● **Your objective**
Only the text of the records belongs in the answer; the pictures must be dropped.
══════
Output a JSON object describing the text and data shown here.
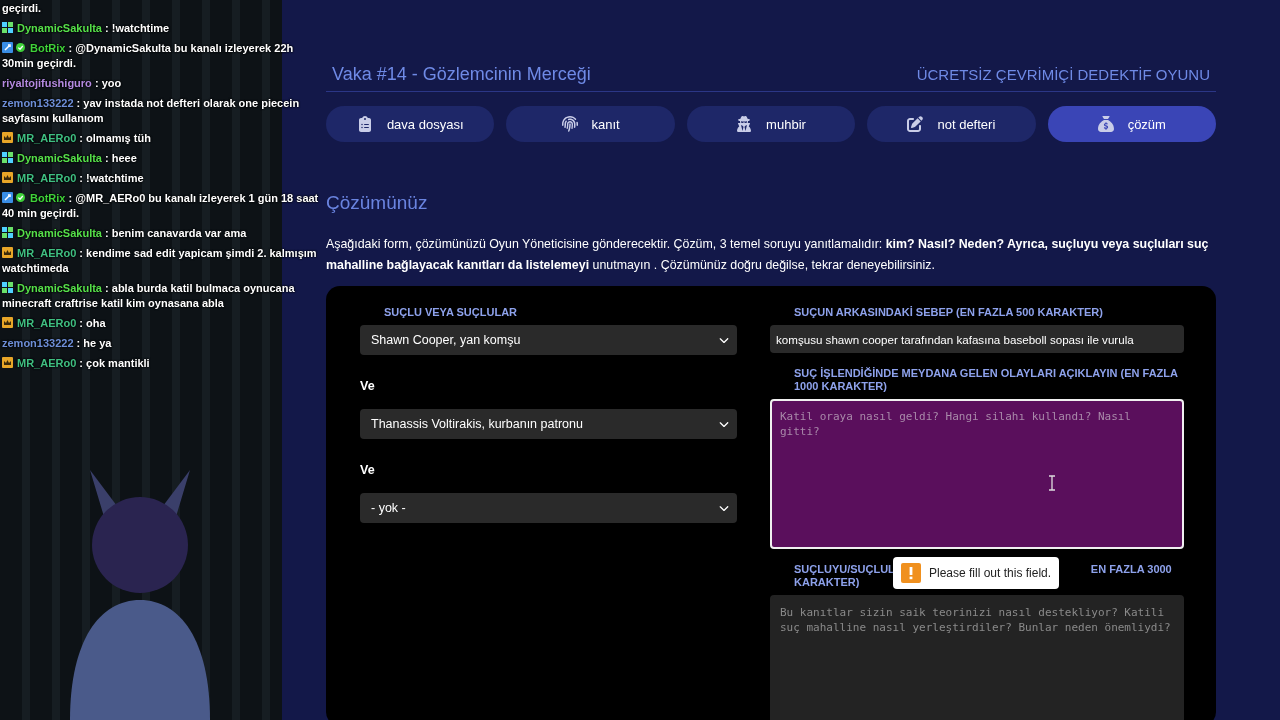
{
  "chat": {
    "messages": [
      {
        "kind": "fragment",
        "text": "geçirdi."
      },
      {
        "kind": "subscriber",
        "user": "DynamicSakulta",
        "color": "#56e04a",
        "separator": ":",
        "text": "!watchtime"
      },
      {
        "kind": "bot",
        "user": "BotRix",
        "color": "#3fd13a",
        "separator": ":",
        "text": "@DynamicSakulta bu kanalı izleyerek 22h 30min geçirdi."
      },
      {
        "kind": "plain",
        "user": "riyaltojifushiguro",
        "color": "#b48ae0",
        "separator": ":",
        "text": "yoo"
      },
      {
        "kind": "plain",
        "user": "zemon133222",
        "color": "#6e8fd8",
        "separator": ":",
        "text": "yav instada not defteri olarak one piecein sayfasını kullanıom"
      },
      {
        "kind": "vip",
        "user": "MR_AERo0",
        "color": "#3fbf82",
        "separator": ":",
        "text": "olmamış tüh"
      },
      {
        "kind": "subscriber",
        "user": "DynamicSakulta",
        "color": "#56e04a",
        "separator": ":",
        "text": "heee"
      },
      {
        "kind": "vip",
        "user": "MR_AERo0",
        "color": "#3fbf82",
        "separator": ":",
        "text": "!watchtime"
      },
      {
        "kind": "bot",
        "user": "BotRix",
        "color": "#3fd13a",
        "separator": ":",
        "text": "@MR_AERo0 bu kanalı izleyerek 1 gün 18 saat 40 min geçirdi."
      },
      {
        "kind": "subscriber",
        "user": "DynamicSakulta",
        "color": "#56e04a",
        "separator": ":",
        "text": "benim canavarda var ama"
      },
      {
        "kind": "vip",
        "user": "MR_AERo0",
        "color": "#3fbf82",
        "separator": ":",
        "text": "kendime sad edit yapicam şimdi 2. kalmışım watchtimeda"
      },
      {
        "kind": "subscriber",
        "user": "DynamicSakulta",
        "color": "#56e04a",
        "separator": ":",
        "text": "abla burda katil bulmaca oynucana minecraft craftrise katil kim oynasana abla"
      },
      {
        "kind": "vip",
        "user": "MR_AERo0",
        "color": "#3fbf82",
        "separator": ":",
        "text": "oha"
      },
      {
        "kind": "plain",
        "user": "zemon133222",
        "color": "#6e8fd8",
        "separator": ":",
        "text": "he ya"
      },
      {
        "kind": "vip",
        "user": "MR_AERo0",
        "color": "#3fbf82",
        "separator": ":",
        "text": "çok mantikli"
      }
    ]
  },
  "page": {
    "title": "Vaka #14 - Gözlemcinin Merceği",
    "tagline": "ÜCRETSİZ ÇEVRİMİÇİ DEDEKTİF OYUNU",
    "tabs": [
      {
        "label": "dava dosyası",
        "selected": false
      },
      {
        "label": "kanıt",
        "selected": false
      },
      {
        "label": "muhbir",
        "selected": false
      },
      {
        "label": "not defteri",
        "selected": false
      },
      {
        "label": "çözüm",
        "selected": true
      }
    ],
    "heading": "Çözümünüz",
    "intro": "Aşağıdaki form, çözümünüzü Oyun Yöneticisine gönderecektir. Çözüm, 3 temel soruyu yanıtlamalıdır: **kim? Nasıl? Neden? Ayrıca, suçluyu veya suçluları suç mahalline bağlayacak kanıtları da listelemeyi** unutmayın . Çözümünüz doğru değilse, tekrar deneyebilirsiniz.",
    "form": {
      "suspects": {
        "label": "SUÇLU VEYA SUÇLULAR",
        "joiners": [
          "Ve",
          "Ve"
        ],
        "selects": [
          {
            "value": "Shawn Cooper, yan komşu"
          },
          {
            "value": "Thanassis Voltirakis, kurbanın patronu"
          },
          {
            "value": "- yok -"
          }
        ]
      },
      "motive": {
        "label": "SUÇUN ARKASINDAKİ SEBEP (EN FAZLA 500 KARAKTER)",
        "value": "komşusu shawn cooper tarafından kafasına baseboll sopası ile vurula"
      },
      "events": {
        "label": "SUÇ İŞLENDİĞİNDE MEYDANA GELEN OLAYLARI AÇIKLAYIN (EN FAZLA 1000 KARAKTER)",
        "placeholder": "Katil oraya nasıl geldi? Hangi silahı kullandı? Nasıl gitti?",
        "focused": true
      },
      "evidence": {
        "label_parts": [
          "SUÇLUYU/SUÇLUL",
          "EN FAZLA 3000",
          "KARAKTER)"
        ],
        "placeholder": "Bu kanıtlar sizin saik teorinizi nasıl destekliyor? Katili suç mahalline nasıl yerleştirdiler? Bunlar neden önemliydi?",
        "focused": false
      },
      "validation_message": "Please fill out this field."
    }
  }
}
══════
● **Written response**
Output a JSON object describing the text and data shown here.
{
  "chat": {
    "messages": [
      {
        "kind": "fragment",
        "text": "geçirdi."
      },
      {
        "kind": "subscriber",
        "user": "DynamicSakulta",
        "color": "#56e04a",
        "separator": ":",
        "text": "!watchtime"
      },
      {
        "kind": "bot",
        "user": "BotRix",
        "color": "#3fd13a",
        "separator": ":",
        "text": "@DynamicSakulta bu kanalı izleyerek 22h 30min geçirdi."
      },
      {
        "kind": "plain",
        "user": "riyaltojifushiguro",
        "color": "#b48ae0",
        "separator": ":",
        "text": "yoo"
      },
      {
        "kind": "plain",
        "user": "zemon133222",
        "color": "#6e8fd8",
        "separator": ":",
        "text": "yav instada not defteri olarak one piecein sayfasını kullanıom"
      },
      {
        "kind": "vip",
        "user": "MR_AERo0",
        "color": "#3fbf82",
        "separator": ":",
        "text": "olmamış tüh"
      },
      {
        "kind": "subscriber",
        "user": "DynamicSakulta",
        "color": "#56e04a",
        "separator": ":",
        "text": "heee"
      },
      {
        "kind": "vip",
        "user": "MR_AERo0",
        "color": "#3fbf82",
        "separator": ":",
        "text": "!watchtime"
      },
      {
        "kind": "bot",
        "user": "BotRix",
        "color": "#3fd13a",
        "separator": ":",
        "text": "@MR_AERo0 bu kanalı izleyerek 1 gün 18 saat 40 min geçirdi."
      },
      {
        "kind": "subscriber",
        "user": "DynamicSakulta",
        "color": "#56e04a",
        "separator": ":",
        "text": "benim canavarda var ama"
      },
      {
        "kind": "vip",
        "user": "MR_AERo0",
        "color": "#3fbf82",
        "separator": ":",
        "text": "kendime sad edit yapicam şimdi 2. kalmışım watchtimeda"
      },
      {
        "kind": "subscriber",
        "user": "DynamicSakulta",
        "color": "#56e04a",
        "separator": ":",
        "text": "abla burda katil bulmaca oynucana minecraft craftrise katil kim oynasana abla"
      },
      {
        "kind": "vip",
        "user": "MR_AERo0",
        "color": "#3fbf82",
        "separator": ":",
        "text": "oha"
      },
      {
        "kind": "plain",
        "user": "zemon133222",
        "color": "#6e8fd8",
        "separator": ":",
        "text": "he ya"
      },
      {
        "kind": "vip",
        "user": "MR_AERo0",
        "color": "#3fbf82",
        "separator": ":",
        "text": "çok mantikli"
      }
    ]
  },
  "page": {
    "title": "Vaka #14 - Gözlemcinin Merceği",
    "tagline": "ÜCRETSİZ ÇEVRİMİÇİ DEDEKTİF OYUNU",
    "tabs": [
      {
        "label": "dava dosyası",
        "selected": false
      },
      {
        "label": "kanıt",
        "selected": false
      },
      {
        "label": "muhbir",
        "selected": false
      },
      {
        "label": "not defteri",
        "selected": false
      },
      {
        "label": "çözüm",
        "selected": true
      }
    ],
    "heading": "Çözümünüz",
    "intro": "Aşağıdaki form, çözümünüzü Oyun Yöneticisine gönderecektir. Çözüm, 3 temel soruyu yanıtlamalıdır: **kim? Nasıl? Neden? Ayrıca, suçluyu veya suçluları suç mahalline bağlayacak kanıtları da listelemeyi** unutmayın . Çözümünüz doğru değilse, tekrar deneyebilirsiniz.",
    "form": {
      "suspects": {
        "label": "SUÇLU VEYA SUÇLULAR",
        "joiners": [
          "Ve",
          "Ve"
        ],
        "selects": [
          {
            "value": "Shawn Cooper, yan komşu"
          },
          {
            "value": "Thanassis Voltirakis, kurbanın patronu"
          },
          {
            "value": "- yok -"
          }
        ]
      },
      "motive": {
        "label": "SUÇUN ARKASINDAKİ SEBEP (EN FAZLA 500 KARAKTER)",
        "value": "komşusu shawn cooper tarafından kafasına baseboll sopası ile vurula"
      },
      "events": {
        "label": "SUÇ İŞLENDİĞİNDE MEYDANA GELEN OLAYLARI AÇIKLAYIN (EN FAZLA 1000 KARAKTER)",
        "placeholder": "Katil oraya nasıl geldi? Hangi silahı kullandı? Nasıl gitti?",
        "focused": true
      },
      "evidence": {
        "label_parts": [
          "SUÇLUYU/SUÇLUL",
          "EN FAZLA 3000",
          "KARAKTER)"
        ],
        "placeholder": "Bu kanıtlar sizin saik teorinizi nasıl destekliyor? Katili suç mahalline nasıl yerleştirdiler? Bunlar neden önemliydi?",
        "focused": false
      },
      "validation_message": "Please fill out this field."
    }
  }
}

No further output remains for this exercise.